- _Task goal_: Repeat only what runs from the line with "Output a JSON" through the last line of the data below, both included, keeping every word as it is and leaving out the pictures.

Records from a dataset
· · · · · · ·
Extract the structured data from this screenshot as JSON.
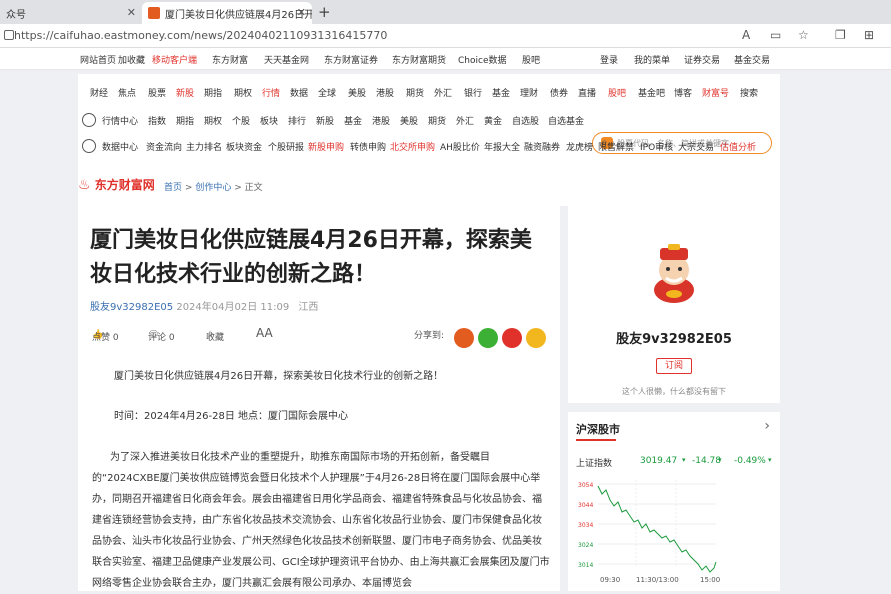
{
  "browser": {
    "tab1_title": "众号",
    "tab2_title": "厦门美妆日化供应链展4月26日开幕",
    "url": "https://caifuhao.eastmoney.com/news/20240402110931316415770"
  },
  "topnav": {
    "left": [
      "网站首页",
      "加收藏",
      "移动客户端",
      "东方财富",
      "天天基金网",
      "东方财富证券",
      "东方财富期货",
      "Choice数据",
      "股吧"
    ],
    "right": [
      "登录",
      "我的菜单",
      "证券交易",
      "基金交易"
    ]
  },
  "menu": {
    "row1": [
      "财经",
      "焦点",
      "股票",
      "新股",
      "期指",
      "期权",
      "行情",
      "数据",
      "全球",
      "美股",
      "港股",
      "期货",
      "外汇",
      "银行",
      "基金",
      "理财",
      "债券",
      "直播",
      "股吧",
      "基金吧",
      "博客",
      "财富号",
      "搜索"
    ],
    "row2_label": "行情中心",
    "row2": [
      "指数",
      "期指",
      "期权",
      "个股",
      "板块",
      "排行",
      "新股",
      "基金",
      "港股",
      "美股",
      "期货",
      "外汇",
      "黄金",
      "自选股",
      "自选基金"
    ],
    "row3_label": "数据中心",
    "row3": [
      "资金流向",
      "主力排名",
      "板块资金",
      "个股研报",
      "新股申购",
      "转债申购",
      "北交所申购",
      "AH股比价",
      "年报大全",
      "融资融券",
      "龙虎榜",
      "限售解禁",
      "IPO审核",
      "大宗交易",
      "估值分析"
    ],
    "search_placeholder": "输入股票代码、名称、简拼或关键字"
  },
  "breadcrumb": {
    "logo": "东方财富网",
    "home": "首页",
    "sep1": ">",
    "section": "创作中心",
    "sep2": ">",
    "current": "正文"
  },
  "article": {
    "title": "厦门美妆日化供应链展4月26日开幕，探索美妆日化技术行业的创新之路！",
    "author": "股友9v32982E05",
    "date": "2024年04月02日 11:09",
    "location": "江西",
    "like": "点赞 0",
    "comment": "评论 0",
    "collect": "收藏",
    "font_size": "AA",
    "share_label": "分享到:",
    "p1": "厦门美妆日化供应链展4月26日开幕，探索美妆日化技术行业的创新之路！",
    "p2": "时间：2024年4月26-28日 地点：厦门国际会展中心",
    "p3": "为了深入推进美妆日化技术产业的重塑提升，助推东南国际市场的开拓创新，备受瞩目的“2024CXBE厦门美妆供应链博览会暨日化技术个人护理展”于4月26-28日将在厦门国际会展中心举办，同期召开福建省日化商会年会。展会由福建省日用化学品商会、福建省特殊食品与化妆品协会、福建省连锁经营协会支持，由广东省化妆品技术交流协会、山东省化妆品行业协会、厦门市保健食品化妆品协会、汕头市化妆品行业协会、广州天然绿色化妆品技术创新联盟、厦门市电子商务协会、优品美妆联合实验室、福建卫品健康产业发展公司、GCI全球护理资讯平台协办、由上海共赢汇会展集团及厦门市网络零售企业协会联合主办，厦门共赢汇会展有限公司承办、本届博览会"
  },
  "profile": {
    "name": "股友9v32982E05",
    "subscribe": "订阅",
    "signature": "这个人很懒，什么都没有留下"
  },
  "market": {
    "title": "沪深股市",
    "index_name": "上证指数",
    "index_value": "3019.47",
    "change": "-14.78",
    "change_pct": "-0.49%",
    "x_labels": [
      "09:30",
      "11:30/13:00",
      "15:00"
    ],
    "y_labels": [
      "3054",
      "3044",
      "3034",
      "3024",
      "3014"
    ]
  },
  "colors": {
    "brand_red": "#e0322b",
    "down_green": "#1a9a3c",
    "link_blue": "#3a6fb0"
  }
}
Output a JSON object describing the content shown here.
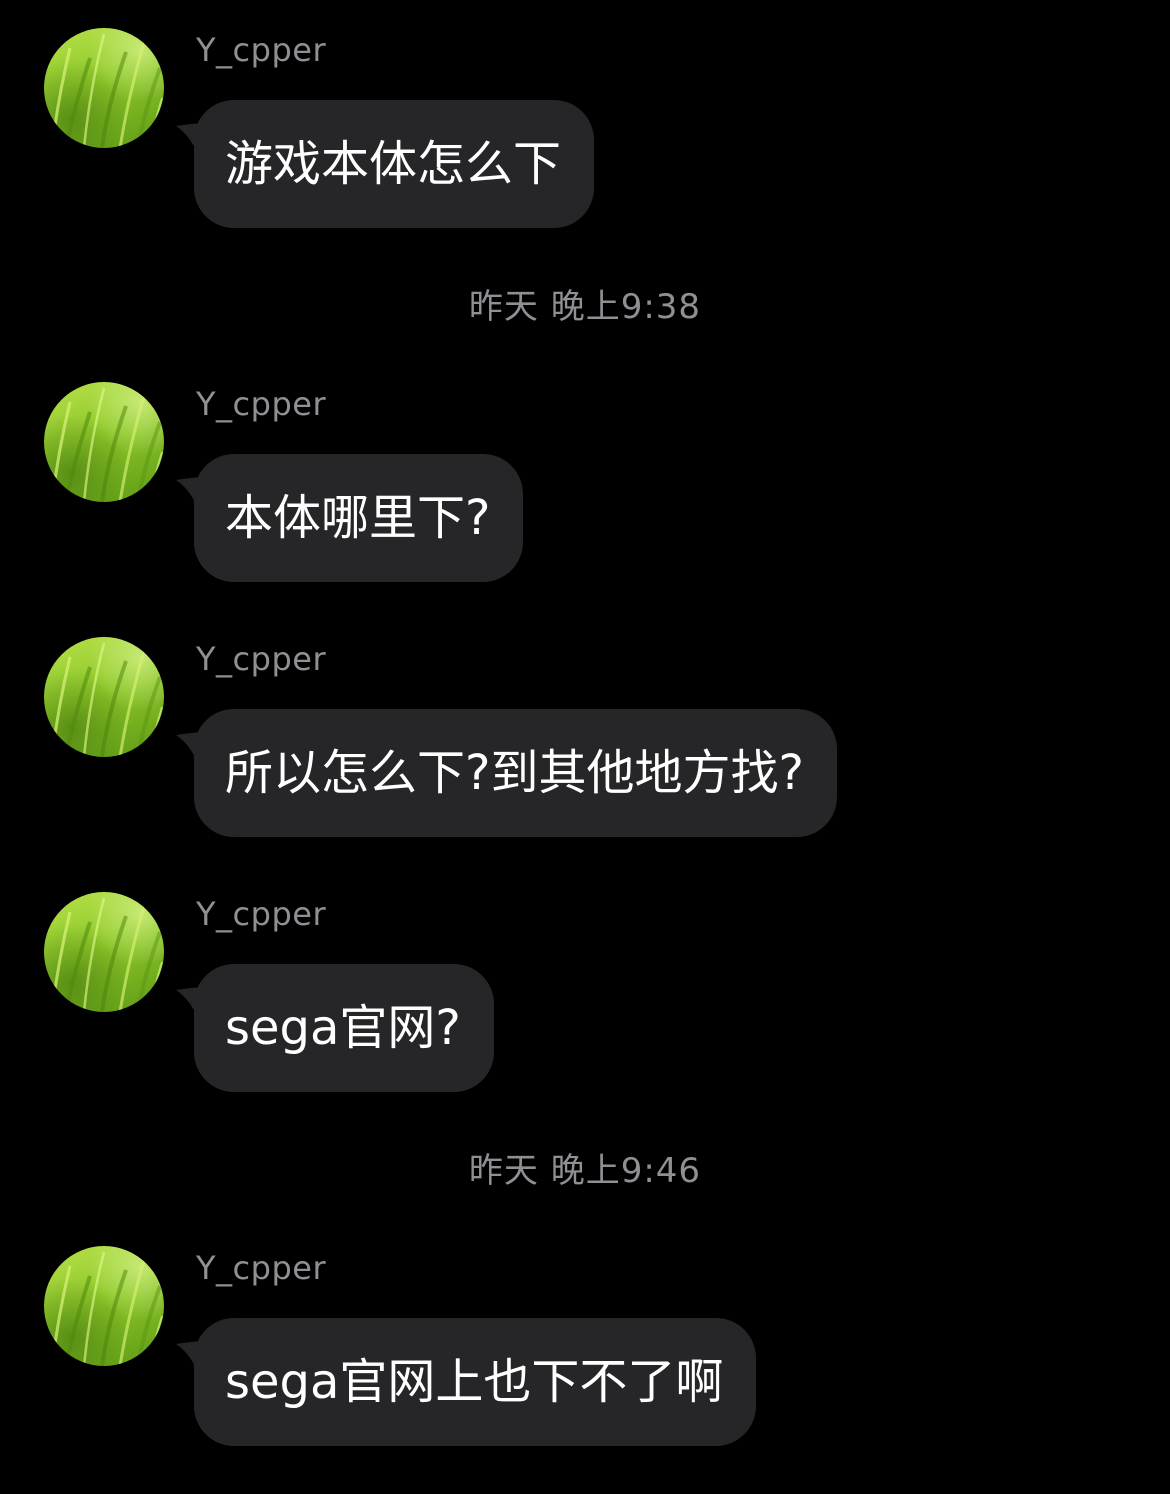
{
  "conversation": {
    "messages": [
      {
        "sender": "Y_cpper",
        "text": "游戏本体怎么下"
      },
      {
        "sender": "Y_cpper",
        "text": "本体哪里下?"
      },
      {
        "sender": "Y_cpper",
        "text": "所以怎么下?到其他地方找?"
      },
      {
        "sender": "Y_cpper",
        "text": "sega官网?"
      },
      {
        "sender": "Y_cpper",
        "text": "sega官网上也下不了啊"
      }
    ],
    "timestamps": [
      {
        "text": "昨天 晚上9:38"
      },
      {
        "text": "昨天 晚上9:46"
      }
    ]
  },
  "colors": {
    "background": "#000000",
    "bubble": "#262628",
    "message_text": "#ffffff",
    "secondary_text": "#8f8f94"
  },
  "icons": {
    "avatar": "green-grass-avatar-icon"
  }
}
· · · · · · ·
- _Written solution_:
Output a JSON object describing the content shown here.
{
  "conversation": {
    "messages": [
      {
        "sender": "Y_cpper",
        "text": "游戏本体怎么下"
      },
      {
        "sender": "Y_cpper",
        "text": "本体哪里下?"
      },
      {
        "sender": "Y_cpper",
        "text": "所以怎么下?到其他地方找?"
      },
      {
        "sender": "Y_cpper",
        "text": "sega官网?"
      },
      {
        "sender": "Y_cpper",
        "text": "sega官网上也下不了啊"
      }
    ],
    "timestamps": [
      {
        "text": "昨天 晚上9:38"
      },
      {
        "text": "昨天 晚上9:46"
      }
    ]
  },
  "colors": {
    "background": "#000000",
    "bubble": "#262628",
    "message_text": "#ffffff",
    "secondary_text": "#8f8f94"
  },
  "icons": {
    "avatar": "green-grass-avatar-icon"
  }
}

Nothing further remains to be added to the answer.